SEPARATION ANXIETY. Like my colleague Sam Boyd, I was quite entertained by yesterday's Rove-a-thon on the Sunday talk shows. While brother Sam duly noted perhaps the most amusing iteration of Rovian grandiosity ("I'm Beowulf; I'm Grendel), I found myself most riveted by the former deputy chief of staff's interpretation of the U.S. Constitution. For Rove, not only does the Constitution live, so do its founders, who apparently speak to him from the beyond, granting new powers to his favorite branch of government. On Meet the Press, he explained to David Gregory just why he would not testify before Congress:
KARL ROVE: We have a constitutional separation of powers. The founders talk about this. They, they understood this issue, and they wanted to insulate the judicial, the executive and the legislative from each other in this respect.

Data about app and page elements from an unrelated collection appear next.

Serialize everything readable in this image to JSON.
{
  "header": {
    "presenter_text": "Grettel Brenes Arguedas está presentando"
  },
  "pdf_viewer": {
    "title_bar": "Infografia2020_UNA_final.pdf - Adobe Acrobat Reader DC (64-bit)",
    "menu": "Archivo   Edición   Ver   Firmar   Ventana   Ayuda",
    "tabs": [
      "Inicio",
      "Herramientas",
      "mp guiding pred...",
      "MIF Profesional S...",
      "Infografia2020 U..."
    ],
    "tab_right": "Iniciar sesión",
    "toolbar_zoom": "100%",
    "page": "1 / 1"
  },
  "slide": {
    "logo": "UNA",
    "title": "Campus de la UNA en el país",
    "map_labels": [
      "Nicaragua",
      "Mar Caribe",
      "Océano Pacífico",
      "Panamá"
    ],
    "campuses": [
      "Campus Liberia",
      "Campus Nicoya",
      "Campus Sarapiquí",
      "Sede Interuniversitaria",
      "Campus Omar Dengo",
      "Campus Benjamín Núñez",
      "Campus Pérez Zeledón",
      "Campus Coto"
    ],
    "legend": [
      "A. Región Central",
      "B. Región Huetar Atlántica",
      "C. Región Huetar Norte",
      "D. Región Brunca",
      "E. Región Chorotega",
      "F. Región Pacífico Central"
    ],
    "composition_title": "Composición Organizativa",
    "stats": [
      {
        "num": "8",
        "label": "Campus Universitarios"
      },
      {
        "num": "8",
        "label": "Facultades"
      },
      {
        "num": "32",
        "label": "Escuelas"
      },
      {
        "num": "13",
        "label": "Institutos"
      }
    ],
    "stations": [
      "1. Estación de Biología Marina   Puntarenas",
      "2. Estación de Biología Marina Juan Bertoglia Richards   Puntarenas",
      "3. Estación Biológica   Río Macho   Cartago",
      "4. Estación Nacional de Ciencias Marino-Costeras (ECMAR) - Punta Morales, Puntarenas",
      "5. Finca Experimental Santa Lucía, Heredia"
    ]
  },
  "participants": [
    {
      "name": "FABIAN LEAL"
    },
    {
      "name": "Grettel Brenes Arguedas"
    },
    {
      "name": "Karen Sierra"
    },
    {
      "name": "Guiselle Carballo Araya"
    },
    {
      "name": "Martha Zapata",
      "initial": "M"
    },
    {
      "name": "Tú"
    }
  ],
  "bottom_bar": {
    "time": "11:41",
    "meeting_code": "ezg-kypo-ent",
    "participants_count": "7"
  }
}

Wait; it gets better:
KARL ROVE: It should not— -- the Constitution should not be weakened, and we should not weaken the prerogatives of the power of the presidency just because somebody wants to have kind of show hearing on the Hill.
Somebody needs to let this guy in on this little secret: The phrase "executive privilege" does not exist in the U.S. Constitution. I suggest that he, and the rest of the executive branch, be make to read this fascinating disquisition on the subject by Harvey Silverglate, who defended then-Senator Mike Gravel when Richard Nixon's Justice Department went after Gravel for leaking the Pentagon Papers. Best suggestion therein: If the White House refuses to allow its Justice Department enforce congressional contempt of Congress citations, the sergeants-at-arms of the House and the Senate need to arrest the offenders themselves.
--Adele M. Stan